[Start of Attachment]

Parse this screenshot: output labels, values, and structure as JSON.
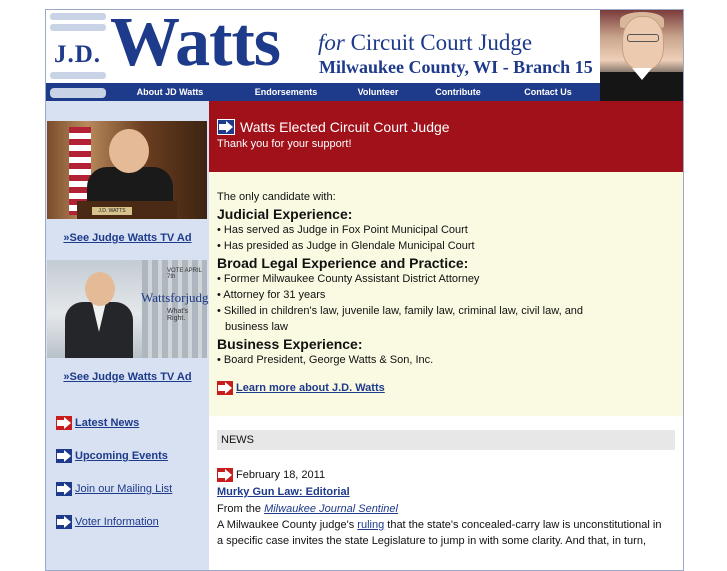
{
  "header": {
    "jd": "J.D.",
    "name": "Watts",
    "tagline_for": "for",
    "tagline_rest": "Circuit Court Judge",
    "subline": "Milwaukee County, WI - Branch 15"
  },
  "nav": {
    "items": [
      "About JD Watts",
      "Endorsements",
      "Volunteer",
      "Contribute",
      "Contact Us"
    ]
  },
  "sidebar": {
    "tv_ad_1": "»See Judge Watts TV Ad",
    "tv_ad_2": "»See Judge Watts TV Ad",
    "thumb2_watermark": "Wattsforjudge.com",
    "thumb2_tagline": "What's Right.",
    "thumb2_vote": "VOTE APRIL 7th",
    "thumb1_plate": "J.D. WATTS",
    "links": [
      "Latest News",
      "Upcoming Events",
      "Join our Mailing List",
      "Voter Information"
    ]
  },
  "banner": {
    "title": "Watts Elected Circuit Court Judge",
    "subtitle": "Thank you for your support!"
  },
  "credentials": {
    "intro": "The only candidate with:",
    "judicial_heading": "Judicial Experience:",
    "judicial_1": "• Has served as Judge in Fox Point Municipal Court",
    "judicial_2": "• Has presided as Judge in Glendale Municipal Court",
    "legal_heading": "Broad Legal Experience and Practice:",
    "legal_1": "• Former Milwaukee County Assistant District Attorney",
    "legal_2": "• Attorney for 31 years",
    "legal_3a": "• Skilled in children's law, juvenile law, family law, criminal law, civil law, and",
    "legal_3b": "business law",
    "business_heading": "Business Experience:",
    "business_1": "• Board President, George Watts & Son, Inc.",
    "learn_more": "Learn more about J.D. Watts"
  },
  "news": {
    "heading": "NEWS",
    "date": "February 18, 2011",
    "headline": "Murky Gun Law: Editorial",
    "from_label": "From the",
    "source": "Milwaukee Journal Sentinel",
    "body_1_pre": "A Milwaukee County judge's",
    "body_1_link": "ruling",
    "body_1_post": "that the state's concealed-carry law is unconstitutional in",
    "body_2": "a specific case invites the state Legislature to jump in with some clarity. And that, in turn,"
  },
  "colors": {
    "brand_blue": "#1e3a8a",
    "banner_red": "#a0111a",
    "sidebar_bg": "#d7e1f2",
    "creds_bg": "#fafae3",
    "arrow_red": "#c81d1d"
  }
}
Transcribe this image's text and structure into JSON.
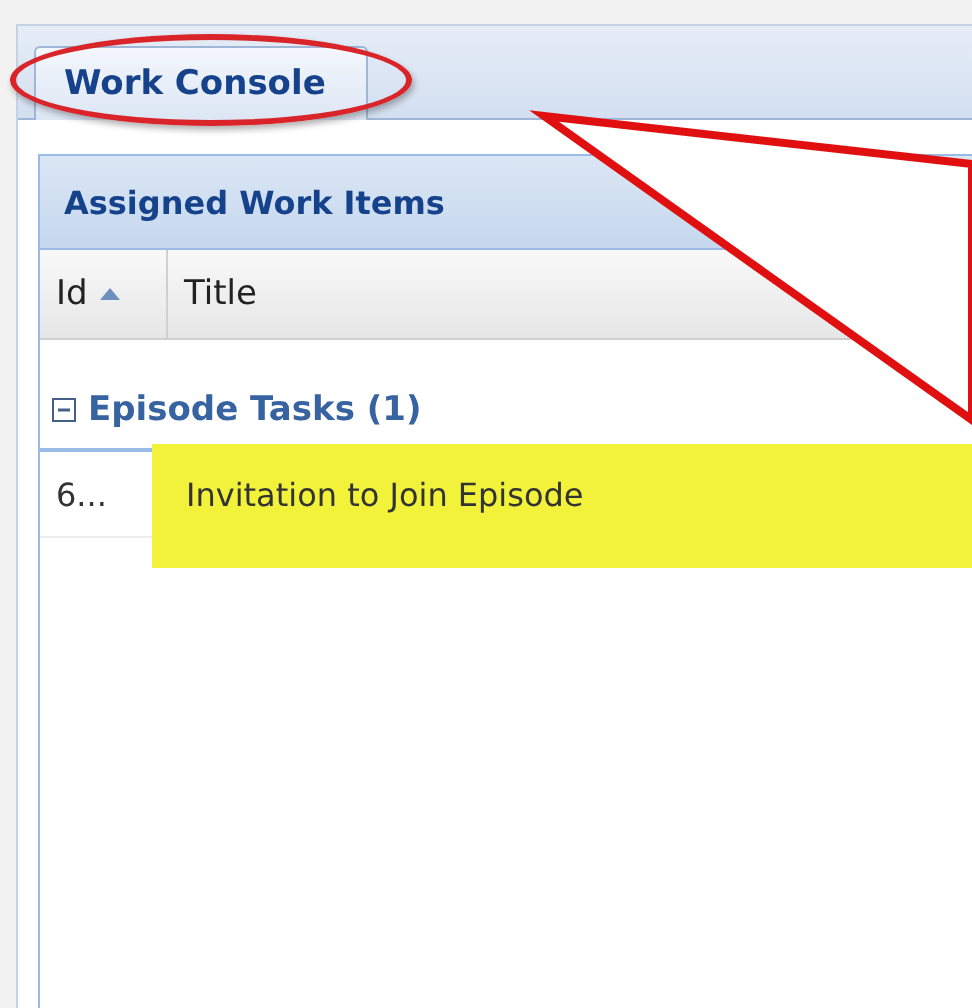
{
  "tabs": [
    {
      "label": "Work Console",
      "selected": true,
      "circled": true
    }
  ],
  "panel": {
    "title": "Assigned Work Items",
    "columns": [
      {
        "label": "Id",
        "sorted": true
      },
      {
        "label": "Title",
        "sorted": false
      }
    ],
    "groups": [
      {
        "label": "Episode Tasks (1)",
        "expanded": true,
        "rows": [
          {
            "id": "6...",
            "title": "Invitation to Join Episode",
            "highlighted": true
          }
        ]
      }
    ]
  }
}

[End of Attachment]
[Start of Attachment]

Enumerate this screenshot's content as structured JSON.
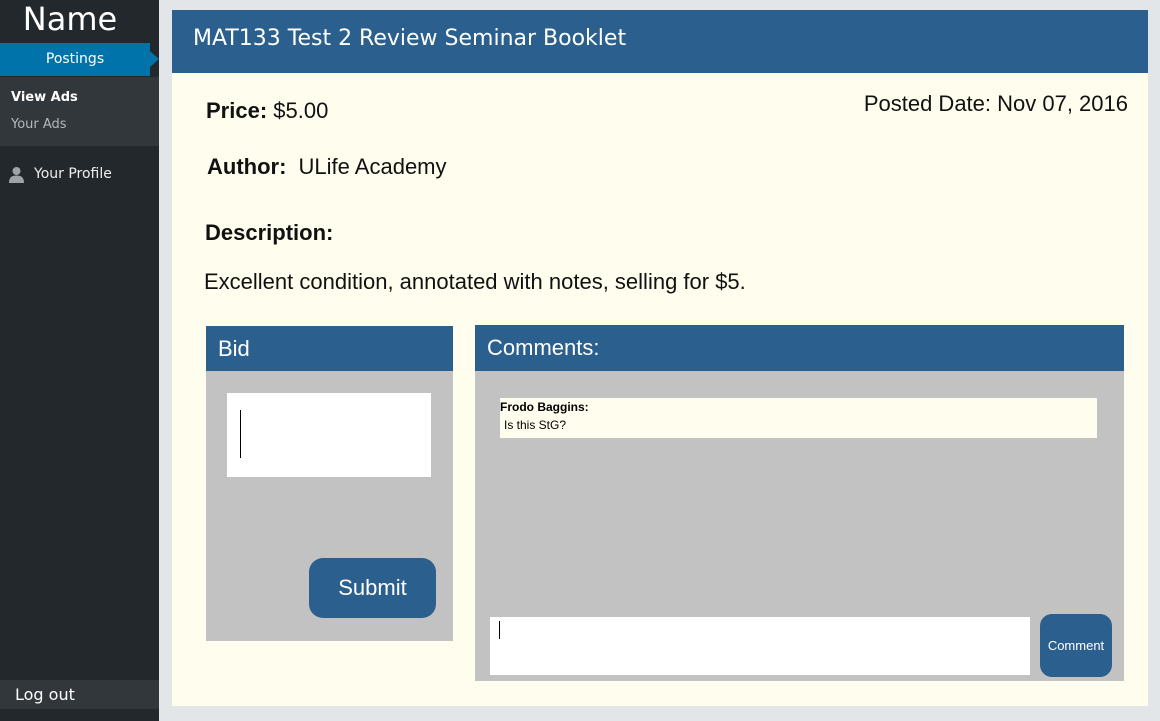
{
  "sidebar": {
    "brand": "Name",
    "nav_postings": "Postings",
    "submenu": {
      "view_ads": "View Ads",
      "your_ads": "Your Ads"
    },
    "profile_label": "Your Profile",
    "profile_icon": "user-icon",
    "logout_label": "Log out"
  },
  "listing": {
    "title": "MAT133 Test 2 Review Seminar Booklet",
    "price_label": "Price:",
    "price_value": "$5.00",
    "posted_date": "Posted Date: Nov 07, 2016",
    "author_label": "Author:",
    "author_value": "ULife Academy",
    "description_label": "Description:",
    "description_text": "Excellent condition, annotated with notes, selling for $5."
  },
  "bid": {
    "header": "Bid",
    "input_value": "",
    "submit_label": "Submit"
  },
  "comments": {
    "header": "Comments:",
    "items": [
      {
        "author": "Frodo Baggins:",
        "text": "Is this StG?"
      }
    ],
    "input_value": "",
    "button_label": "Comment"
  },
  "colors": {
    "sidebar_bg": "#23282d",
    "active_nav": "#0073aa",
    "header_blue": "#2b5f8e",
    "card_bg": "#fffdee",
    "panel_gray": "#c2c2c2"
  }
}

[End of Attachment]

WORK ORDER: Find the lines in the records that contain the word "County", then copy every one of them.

TASK RESPONSE:
    "subline": "Milwaukee County, WI - Branch 15"
    "legal_1": "• Former Milwaukee County Assistant District Attorney",
    "body_1_pre": "A Milwaukee County judge's",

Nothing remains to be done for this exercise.